A new Banksy mural, which appeared on a disused river crossing in Hull on Friday (26 January 2018) will form the centrepiece of a creative space for street artists.
The stencilled image of a child carrying a wooden sword with a pencil attached and text reading “Draw the raised bridge!” was first noticed by passers-by in Scott Street, Wincolmlee on Thursday (25 January 2018). Banksy shared an image of the work on his Instagram account the following day. It is believed his latest creation might have been inspired by Hull’s recent run as UK City of Culture.
No sooner had the little Banksy boy appeared he was defaced with white paint on Sunday night (28 January 2018). Seeing the damage, window cleaner Jason Fanthorpe rushed to his rescue with water and white spirit in an attempt to restore the image. Fanthorpe said he “could not just sit back and not try to help”. “Banksy, love him or hate him, has international prestige and he’d gifted the city with his art”, Fanthorpe added.
A temporary protective screen has since been installed over the mural by Hull City Council to ward off any further vandals. A council spokesperson said the screen would “help to ensure that the public can continue to enjoy the work”. Banksy’s bridge boy has already drawn numerous visitors from as far away as Bristol and Manchester. A permanent protective cover will be installed over the mural by the end of next week.
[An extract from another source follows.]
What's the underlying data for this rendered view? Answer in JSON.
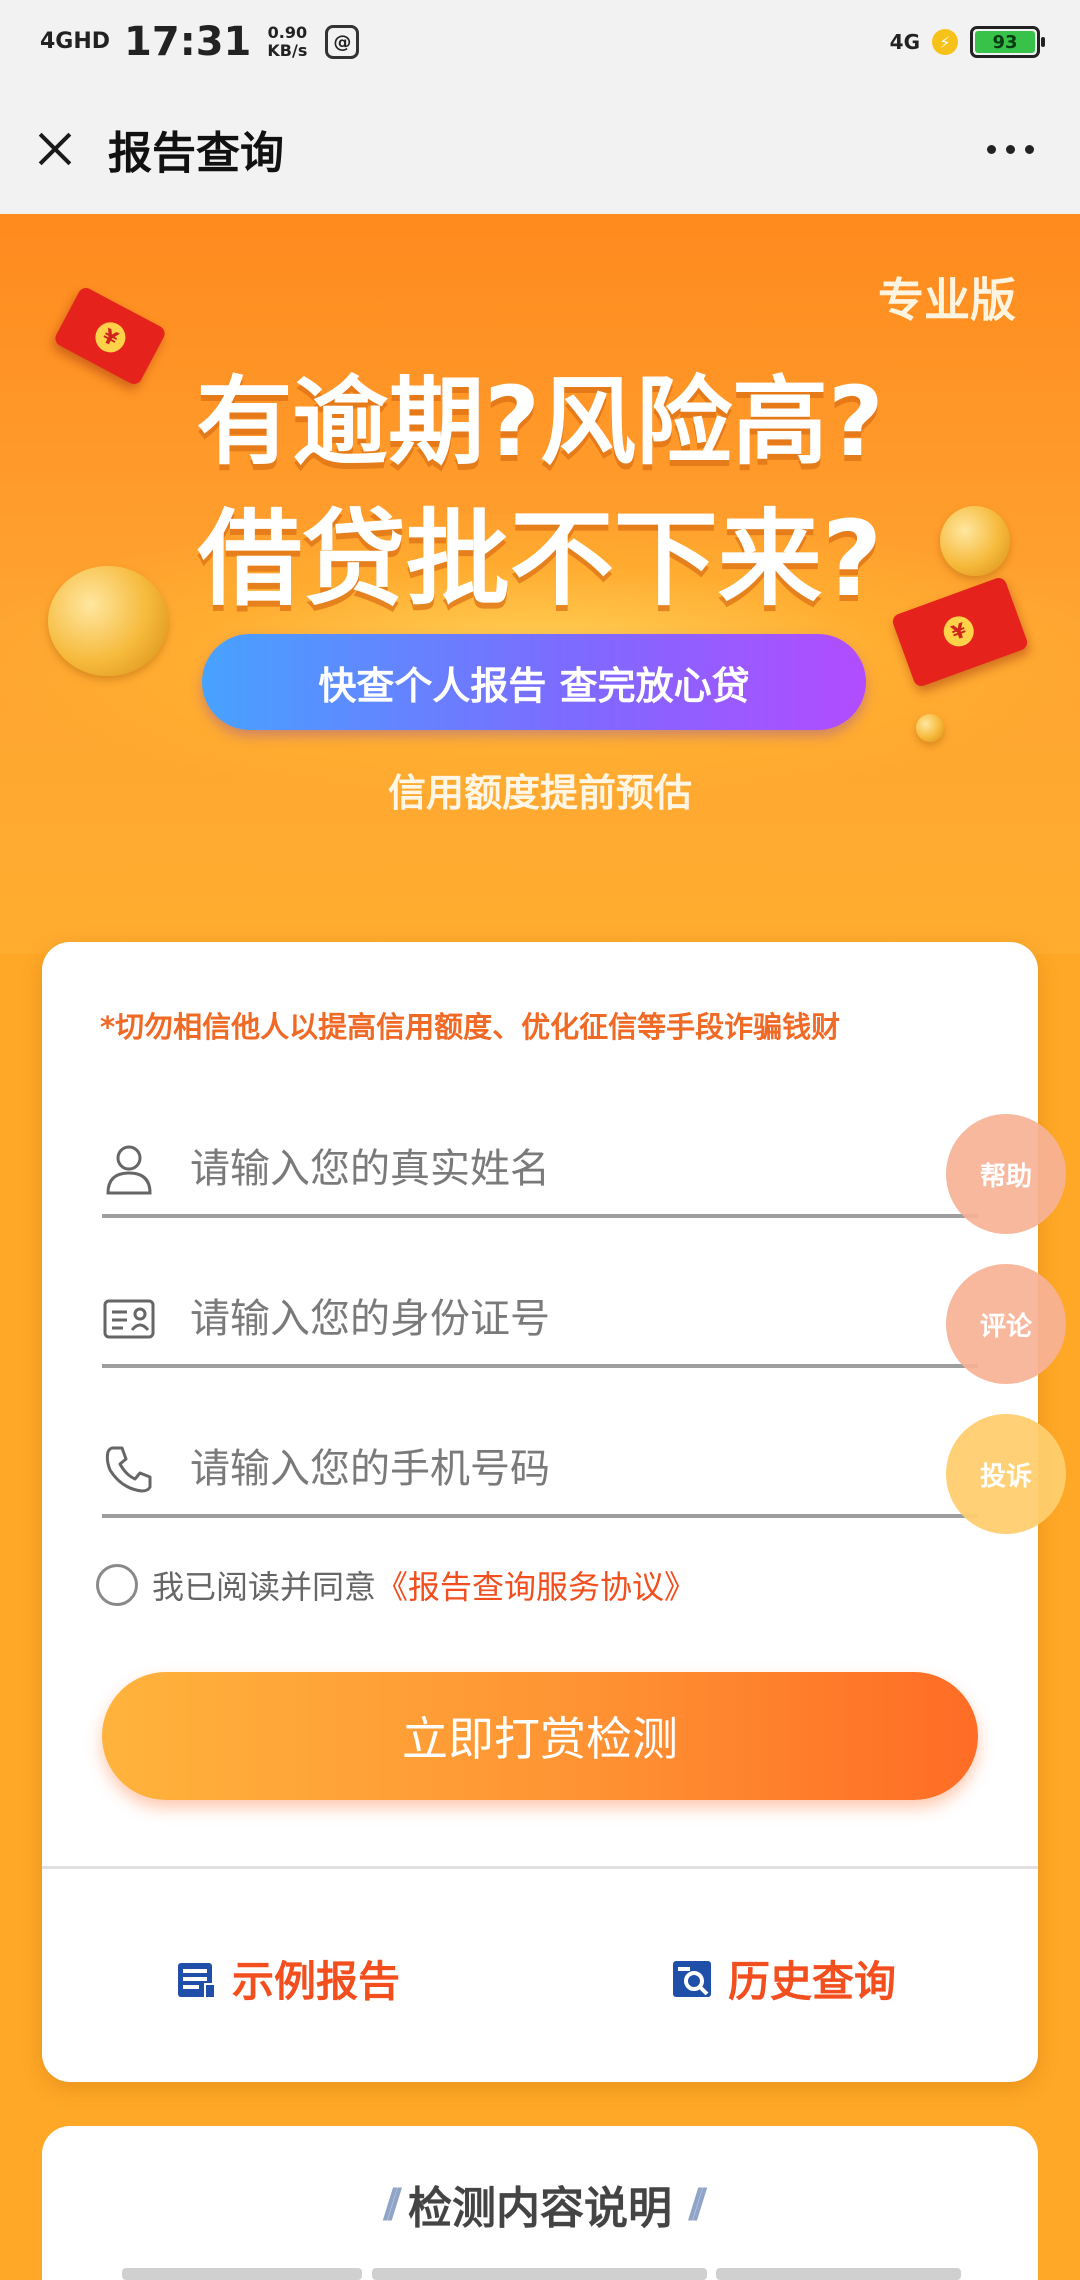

Hull Labour councillor Alan Clark is in conversation with local graffiti artists to use the Banksy mural as the basis for a creative art space to enliven the surrounding industrial area. He insisted the Banksy would be “staying where it is” and “not moving to a museum because it will lose its meaning”.
The planned creative space around the Banksy will offer designated legal walls for graffiti artists to use as their canvas.